▼

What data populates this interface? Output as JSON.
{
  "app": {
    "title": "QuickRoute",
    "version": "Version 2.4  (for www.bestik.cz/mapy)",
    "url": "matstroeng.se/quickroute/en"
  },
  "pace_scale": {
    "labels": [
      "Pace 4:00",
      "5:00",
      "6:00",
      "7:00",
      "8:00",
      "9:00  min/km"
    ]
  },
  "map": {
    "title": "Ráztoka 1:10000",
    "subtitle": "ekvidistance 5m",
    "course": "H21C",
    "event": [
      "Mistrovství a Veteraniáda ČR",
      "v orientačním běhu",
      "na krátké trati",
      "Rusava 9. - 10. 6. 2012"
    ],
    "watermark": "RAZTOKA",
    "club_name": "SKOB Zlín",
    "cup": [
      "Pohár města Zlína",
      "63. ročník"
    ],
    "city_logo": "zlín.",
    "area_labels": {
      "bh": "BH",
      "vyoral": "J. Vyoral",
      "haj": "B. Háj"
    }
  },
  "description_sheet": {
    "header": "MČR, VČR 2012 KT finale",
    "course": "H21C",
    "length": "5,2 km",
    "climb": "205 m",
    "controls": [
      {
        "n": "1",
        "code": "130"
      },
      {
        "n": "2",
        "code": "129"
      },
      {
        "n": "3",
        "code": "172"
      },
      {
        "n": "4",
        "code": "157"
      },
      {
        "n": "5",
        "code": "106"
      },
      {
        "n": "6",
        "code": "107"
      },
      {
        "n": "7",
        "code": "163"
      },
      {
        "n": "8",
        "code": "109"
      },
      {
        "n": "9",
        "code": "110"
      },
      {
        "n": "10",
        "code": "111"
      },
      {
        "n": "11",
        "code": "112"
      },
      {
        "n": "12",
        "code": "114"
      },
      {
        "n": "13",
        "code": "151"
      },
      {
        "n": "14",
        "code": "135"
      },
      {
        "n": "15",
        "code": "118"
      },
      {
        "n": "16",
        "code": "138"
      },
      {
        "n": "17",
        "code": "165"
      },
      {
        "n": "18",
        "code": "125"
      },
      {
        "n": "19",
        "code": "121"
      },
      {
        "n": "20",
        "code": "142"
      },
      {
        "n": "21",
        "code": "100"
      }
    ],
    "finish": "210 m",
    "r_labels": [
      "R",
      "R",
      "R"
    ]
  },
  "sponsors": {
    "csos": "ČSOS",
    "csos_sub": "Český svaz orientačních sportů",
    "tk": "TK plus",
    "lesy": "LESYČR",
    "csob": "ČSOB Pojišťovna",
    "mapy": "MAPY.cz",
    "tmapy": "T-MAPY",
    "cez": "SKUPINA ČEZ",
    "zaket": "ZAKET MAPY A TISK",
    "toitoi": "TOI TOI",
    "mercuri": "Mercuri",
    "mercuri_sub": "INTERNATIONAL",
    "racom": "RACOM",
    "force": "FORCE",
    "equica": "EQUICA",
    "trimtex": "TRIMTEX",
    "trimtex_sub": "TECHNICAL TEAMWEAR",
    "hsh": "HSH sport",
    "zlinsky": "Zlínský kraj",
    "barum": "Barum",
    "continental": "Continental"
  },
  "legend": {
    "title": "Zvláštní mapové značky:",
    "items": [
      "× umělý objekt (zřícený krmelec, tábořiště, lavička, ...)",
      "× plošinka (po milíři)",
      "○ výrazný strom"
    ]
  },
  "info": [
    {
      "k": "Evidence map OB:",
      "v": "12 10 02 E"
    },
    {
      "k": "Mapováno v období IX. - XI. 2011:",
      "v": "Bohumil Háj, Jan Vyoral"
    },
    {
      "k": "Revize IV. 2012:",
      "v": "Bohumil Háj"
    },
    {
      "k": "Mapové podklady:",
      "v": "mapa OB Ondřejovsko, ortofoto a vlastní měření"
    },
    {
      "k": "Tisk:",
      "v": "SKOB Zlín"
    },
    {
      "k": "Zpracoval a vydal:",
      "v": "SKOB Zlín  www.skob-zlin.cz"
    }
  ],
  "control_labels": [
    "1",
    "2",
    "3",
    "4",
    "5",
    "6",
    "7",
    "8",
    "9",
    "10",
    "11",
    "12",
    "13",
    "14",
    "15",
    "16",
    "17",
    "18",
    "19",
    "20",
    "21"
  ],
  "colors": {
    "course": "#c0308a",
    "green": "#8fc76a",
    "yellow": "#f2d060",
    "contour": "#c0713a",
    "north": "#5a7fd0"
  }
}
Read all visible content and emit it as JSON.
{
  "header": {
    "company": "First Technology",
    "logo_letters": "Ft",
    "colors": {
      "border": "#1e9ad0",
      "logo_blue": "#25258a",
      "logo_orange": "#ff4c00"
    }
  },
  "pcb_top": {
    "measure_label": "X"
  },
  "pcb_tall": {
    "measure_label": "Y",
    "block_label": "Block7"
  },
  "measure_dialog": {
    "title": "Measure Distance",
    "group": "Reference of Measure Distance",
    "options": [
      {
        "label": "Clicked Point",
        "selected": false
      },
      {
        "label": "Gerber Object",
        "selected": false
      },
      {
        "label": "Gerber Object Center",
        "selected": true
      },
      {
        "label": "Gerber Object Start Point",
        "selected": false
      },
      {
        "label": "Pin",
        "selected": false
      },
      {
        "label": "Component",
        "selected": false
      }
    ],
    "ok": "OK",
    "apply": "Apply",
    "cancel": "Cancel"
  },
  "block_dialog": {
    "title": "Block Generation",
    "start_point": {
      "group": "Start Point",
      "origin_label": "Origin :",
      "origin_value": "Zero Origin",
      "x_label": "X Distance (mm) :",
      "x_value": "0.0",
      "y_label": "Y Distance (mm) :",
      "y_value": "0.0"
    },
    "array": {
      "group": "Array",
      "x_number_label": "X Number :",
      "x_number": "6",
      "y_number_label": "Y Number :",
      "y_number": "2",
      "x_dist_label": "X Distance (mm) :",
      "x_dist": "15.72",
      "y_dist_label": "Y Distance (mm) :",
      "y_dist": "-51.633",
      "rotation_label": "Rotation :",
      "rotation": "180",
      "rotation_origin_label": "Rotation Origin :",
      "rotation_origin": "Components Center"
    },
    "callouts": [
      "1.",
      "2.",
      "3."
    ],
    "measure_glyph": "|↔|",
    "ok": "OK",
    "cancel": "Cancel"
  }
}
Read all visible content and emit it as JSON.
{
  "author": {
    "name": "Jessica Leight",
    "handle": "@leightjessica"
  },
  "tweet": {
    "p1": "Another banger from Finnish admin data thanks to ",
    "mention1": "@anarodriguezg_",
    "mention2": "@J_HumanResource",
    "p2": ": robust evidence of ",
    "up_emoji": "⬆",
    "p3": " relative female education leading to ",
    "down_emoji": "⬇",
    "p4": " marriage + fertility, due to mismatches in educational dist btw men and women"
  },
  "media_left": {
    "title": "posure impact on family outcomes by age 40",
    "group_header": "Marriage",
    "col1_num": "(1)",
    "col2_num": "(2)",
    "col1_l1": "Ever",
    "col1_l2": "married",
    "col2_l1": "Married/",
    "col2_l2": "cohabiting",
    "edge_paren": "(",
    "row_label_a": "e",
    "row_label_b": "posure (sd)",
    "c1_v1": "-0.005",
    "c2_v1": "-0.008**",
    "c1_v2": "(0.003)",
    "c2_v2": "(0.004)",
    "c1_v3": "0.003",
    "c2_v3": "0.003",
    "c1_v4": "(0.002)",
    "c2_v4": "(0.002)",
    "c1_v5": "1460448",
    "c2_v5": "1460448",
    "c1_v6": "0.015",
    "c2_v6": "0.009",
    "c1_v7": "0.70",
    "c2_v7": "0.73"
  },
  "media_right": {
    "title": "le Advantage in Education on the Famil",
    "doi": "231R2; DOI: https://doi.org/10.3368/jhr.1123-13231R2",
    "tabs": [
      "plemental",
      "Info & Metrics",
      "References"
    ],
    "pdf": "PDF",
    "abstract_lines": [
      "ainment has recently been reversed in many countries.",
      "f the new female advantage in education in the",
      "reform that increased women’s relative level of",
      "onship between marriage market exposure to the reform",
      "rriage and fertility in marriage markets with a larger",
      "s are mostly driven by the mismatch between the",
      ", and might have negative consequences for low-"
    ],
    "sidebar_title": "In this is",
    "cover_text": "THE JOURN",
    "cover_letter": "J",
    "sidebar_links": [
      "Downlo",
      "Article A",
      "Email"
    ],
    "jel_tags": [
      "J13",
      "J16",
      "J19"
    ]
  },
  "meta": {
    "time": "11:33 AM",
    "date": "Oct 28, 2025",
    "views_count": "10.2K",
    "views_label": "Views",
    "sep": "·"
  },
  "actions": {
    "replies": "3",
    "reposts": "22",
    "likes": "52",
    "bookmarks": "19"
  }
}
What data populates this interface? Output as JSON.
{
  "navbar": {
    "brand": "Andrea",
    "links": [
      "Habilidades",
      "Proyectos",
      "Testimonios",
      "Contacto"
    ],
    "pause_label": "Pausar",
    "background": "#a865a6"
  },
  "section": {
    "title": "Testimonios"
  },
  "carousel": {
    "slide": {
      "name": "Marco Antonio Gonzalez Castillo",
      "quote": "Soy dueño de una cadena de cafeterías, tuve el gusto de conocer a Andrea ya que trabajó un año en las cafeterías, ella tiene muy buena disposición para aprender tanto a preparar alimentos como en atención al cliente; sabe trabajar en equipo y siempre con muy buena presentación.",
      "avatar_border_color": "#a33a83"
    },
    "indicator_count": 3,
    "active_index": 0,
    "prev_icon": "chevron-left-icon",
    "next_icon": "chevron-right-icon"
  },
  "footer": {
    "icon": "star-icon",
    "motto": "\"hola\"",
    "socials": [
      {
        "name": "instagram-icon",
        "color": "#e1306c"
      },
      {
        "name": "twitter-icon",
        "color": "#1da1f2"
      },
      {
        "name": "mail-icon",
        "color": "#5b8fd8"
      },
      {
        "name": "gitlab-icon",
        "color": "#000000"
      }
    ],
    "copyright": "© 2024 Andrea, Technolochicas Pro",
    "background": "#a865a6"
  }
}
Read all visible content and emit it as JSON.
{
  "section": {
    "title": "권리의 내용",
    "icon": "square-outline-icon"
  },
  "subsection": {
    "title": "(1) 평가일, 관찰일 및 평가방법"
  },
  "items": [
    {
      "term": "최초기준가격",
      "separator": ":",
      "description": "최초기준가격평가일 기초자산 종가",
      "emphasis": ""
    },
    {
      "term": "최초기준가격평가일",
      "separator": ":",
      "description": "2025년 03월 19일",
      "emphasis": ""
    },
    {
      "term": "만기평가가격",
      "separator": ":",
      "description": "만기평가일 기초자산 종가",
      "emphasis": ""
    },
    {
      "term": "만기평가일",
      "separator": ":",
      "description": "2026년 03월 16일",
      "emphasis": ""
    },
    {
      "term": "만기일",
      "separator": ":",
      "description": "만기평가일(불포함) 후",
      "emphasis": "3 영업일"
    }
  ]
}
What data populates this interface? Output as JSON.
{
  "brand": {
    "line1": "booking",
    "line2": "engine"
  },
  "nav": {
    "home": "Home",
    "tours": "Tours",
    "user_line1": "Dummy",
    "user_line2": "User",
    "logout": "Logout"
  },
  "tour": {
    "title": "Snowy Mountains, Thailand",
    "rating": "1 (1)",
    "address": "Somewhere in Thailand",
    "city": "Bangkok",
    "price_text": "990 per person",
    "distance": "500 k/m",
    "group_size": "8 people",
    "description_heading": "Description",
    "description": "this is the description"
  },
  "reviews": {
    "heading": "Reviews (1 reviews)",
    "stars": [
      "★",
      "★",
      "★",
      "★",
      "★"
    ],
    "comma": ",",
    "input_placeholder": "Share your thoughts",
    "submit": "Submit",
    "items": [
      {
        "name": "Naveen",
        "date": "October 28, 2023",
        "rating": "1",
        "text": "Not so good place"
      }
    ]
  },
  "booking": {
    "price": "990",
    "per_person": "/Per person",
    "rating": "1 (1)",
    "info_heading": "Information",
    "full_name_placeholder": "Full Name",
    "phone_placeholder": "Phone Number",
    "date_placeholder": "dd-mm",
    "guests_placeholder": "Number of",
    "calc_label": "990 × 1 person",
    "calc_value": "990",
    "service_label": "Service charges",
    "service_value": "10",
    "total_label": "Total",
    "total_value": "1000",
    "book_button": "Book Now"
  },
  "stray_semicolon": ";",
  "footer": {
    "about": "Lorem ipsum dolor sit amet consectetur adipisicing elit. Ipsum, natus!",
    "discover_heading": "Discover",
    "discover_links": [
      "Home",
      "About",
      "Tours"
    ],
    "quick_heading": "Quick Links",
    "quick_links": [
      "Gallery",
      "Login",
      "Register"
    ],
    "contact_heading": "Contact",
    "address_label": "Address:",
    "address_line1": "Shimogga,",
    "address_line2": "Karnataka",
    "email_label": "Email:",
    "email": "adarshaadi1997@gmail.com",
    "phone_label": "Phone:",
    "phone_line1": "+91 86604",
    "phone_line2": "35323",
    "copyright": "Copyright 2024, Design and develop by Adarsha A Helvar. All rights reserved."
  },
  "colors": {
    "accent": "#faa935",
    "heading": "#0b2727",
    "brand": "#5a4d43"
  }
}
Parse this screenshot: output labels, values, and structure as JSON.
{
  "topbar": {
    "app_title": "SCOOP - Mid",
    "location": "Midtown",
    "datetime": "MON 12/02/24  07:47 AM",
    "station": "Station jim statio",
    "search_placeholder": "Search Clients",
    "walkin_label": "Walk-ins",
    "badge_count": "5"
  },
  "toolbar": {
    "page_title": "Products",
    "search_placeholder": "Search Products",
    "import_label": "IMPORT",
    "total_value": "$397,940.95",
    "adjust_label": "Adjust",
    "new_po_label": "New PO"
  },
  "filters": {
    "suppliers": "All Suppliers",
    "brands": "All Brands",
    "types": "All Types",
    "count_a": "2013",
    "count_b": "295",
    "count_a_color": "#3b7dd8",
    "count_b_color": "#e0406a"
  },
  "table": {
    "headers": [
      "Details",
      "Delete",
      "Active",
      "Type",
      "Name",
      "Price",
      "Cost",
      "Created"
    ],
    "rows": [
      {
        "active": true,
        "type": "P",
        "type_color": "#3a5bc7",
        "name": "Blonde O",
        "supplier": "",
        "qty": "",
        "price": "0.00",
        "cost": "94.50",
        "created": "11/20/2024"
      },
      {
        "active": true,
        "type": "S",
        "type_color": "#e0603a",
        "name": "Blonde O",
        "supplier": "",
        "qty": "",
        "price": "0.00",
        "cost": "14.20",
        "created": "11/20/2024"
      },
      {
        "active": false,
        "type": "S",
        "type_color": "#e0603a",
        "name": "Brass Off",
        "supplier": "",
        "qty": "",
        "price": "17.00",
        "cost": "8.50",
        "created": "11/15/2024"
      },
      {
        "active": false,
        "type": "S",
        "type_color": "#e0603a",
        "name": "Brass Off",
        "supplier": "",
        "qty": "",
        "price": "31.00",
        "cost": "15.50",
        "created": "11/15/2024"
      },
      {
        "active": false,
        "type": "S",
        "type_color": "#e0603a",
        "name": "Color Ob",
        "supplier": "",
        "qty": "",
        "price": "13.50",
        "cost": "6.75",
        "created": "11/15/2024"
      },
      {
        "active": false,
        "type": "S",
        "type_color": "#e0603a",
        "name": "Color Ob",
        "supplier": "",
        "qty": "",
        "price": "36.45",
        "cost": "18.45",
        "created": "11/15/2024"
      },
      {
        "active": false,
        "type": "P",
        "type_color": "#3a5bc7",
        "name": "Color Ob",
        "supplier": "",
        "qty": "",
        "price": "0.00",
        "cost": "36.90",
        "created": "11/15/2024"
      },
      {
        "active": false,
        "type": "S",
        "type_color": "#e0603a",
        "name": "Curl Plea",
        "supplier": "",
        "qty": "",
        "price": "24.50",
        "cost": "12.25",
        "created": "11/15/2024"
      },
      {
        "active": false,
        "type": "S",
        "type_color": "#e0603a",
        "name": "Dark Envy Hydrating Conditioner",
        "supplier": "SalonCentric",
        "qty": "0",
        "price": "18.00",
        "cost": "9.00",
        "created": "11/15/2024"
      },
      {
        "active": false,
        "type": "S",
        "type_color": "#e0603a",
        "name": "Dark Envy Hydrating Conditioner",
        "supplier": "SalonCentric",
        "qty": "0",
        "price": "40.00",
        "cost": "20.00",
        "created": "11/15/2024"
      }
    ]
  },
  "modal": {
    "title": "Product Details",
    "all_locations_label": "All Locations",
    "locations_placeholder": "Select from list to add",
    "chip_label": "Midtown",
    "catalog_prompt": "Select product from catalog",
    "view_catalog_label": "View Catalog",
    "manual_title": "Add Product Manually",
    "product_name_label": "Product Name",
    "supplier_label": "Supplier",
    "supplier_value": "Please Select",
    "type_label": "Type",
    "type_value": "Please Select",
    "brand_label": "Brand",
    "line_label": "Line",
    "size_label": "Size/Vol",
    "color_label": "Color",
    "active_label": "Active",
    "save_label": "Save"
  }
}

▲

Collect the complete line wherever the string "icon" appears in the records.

    "prev_icon": "chevron-left-icon",
    "next_icon": "chevron-right-icon"
    "icon": "star-icon",
        "name": "instagram-icon",
        "name": "twitter-icon",
        "name": "mail-icon",
        "name": "gitlab-icon",
    "icon": "square-outline-icon"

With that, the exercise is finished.